Farmstead and Buildings
Knowledge of Faroe's early history is mainly based on archaeology as written sources are scarce. The classic example of a 10th-century Faroese Viking-Age farm is located in the village of Kvívík on Streymoy. There are the remains of two Viking-period buildings, but the south side of them has been badly eroded by the sea. The erosion is partly due to wave action, partly to a general sinking of the land since the Viking Age.
On the right is the 20m-long hall, or skdlar. Like all Faroese halls it is located close to a stream and oriented north-south. The walls of the Faroese houses are built from an inner and an outer layer of stones and turf, the space between being filled with earth and small stones. These walls are about 150cm thick and are preserved to a height of between 50cm and 150cm. The interior of the house was timber lined. Even though building timber was a scarce commodity, the tradition of building with wood, as inspired by the Viking homelands, was adapted for the local conditions.
Along the inside of the walls were benches, made partly of stone, partly of earth, retained by wooden planks, as is demonstrated by rows of small post-holes. The benches served both as seats and beds. Exactly on the central axis of the hall was the long fireplace, built of flat stones with a round roasting pit in the middle. The floors were partly paved with stone and always overlaid by a trodden floor of ash, soot, clay and sand.
Excavations at Kvivik revealed the remains of two rows of posts that held up the straw, birch-bark and turf roof, traces of which survived; this was probably held in place by long cords twined from juniper branches.
A few train-oil lamps made of stone and pumice have been found, but the long fire must have provided most of the light for indoor work. The main indoor occupation, other than cooking, was spinning on spindles with whorls of soapstone, lead or pumice, and weaving on looms with weights particularly of basalt, but also of soapstone. Pumice is found locally but soapstone was imported either from Norway or Shetland, particularly in the form of ready-made bowls with lines below the rim, some of which had convex bases and incurved necks. The Faroese potters modelled their cooking-vessels on these forms. Part of the diet of those who lived at Kvivik is revealed by finds of the bones of sheep, cows, pigs, seals and pilot whales, guillemots, razor bills, cormorants, seagulls, and, of course, cod. It is uncertain whether they ate horses, but bones tell us that they certainly had them, and we know that they gave toy horses to their children from finds such as a carved, wooden, toy stallion.

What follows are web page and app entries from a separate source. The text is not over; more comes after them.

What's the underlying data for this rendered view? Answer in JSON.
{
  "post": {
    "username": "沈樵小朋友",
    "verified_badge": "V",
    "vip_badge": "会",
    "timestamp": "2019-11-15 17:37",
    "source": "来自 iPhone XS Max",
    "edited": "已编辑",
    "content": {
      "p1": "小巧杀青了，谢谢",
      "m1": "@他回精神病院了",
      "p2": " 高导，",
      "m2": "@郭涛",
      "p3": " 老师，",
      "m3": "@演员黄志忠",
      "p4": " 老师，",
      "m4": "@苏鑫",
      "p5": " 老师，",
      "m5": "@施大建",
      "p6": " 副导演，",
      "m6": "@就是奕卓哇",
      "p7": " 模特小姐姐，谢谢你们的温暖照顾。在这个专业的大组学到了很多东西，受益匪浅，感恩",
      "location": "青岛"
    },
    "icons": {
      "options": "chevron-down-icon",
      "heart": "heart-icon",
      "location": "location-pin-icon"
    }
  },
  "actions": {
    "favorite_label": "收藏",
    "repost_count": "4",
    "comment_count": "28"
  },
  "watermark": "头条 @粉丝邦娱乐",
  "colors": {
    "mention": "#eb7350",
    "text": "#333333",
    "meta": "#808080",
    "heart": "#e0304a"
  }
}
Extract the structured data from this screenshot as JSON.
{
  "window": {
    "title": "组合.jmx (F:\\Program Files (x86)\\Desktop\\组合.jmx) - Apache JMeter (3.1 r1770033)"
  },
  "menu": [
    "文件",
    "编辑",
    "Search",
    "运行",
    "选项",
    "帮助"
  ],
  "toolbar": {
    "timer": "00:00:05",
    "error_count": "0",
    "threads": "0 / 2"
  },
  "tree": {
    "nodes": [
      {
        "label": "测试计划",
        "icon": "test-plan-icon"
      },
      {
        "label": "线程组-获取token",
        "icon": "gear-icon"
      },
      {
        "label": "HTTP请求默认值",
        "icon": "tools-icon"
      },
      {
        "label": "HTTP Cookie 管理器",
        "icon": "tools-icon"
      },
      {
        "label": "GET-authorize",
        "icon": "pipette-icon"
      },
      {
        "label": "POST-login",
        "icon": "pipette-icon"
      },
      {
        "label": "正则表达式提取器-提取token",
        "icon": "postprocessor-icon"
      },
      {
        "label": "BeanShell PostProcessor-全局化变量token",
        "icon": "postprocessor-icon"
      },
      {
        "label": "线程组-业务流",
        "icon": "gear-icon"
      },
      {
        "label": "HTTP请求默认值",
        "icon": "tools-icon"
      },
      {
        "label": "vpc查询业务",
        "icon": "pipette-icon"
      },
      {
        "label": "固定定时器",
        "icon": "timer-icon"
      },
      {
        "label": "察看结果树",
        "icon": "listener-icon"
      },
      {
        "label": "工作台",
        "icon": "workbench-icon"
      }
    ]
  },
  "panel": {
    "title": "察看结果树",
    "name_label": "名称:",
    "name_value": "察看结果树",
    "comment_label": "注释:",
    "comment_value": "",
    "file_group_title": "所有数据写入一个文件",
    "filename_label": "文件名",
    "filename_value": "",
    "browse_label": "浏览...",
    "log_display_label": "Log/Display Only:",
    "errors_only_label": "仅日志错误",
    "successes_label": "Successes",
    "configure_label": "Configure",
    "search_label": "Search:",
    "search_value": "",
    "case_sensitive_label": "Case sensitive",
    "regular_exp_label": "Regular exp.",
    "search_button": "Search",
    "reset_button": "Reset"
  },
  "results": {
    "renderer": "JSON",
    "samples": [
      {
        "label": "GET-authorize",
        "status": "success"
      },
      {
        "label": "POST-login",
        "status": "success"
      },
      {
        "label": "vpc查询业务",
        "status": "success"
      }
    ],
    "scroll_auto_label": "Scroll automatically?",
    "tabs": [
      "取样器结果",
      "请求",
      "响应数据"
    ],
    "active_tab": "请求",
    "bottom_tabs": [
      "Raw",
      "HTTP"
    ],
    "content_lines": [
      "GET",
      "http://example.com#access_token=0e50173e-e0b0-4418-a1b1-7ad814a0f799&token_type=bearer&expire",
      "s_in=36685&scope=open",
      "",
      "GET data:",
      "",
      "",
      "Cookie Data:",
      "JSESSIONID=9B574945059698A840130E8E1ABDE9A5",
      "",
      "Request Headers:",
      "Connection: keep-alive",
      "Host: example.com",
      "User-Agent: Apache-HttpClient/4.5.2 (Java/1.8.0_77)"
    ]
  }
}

Byre and Barn
The building on the left is half byre, half barn, with other barns added later. As yet, the only byre known is that at Kvivik. It has the same curved walls as the hall, and by its size demonstrates that farmsteads of the Viking Age were quite large, at least by Faroese standards. At Kvivik there was room for eight to twelve animals which were stabled in stone-built stalls, 1.6m deep, with stone slabs between them. The bones indicate that the animals were of small stature.
One of only two known groups of Viking burials were found at Tjørnuvik on the northernmost point of Stremoy. The graves were uncovered when there was a landslip at the head of an inlet, and are marked with stones. Very few grave goods were discovered, which seems to be the normal burial custom in Faroe, but a 10th-century bronze-ringed pin was found, confirming this was a Viking burial.
This area is probably the most populous thing district in the country and included the islands of Streymoy, Nólsoy, Hestur and Koltur. The thingstead was located in the village of Kollafjørður, where one of the houses is called í Tinggarðinum (in the thing farm). Slightly removed from the settlement there was a gallows, and stories are also told about a place where the condemned could save themselves if they managed to reach it.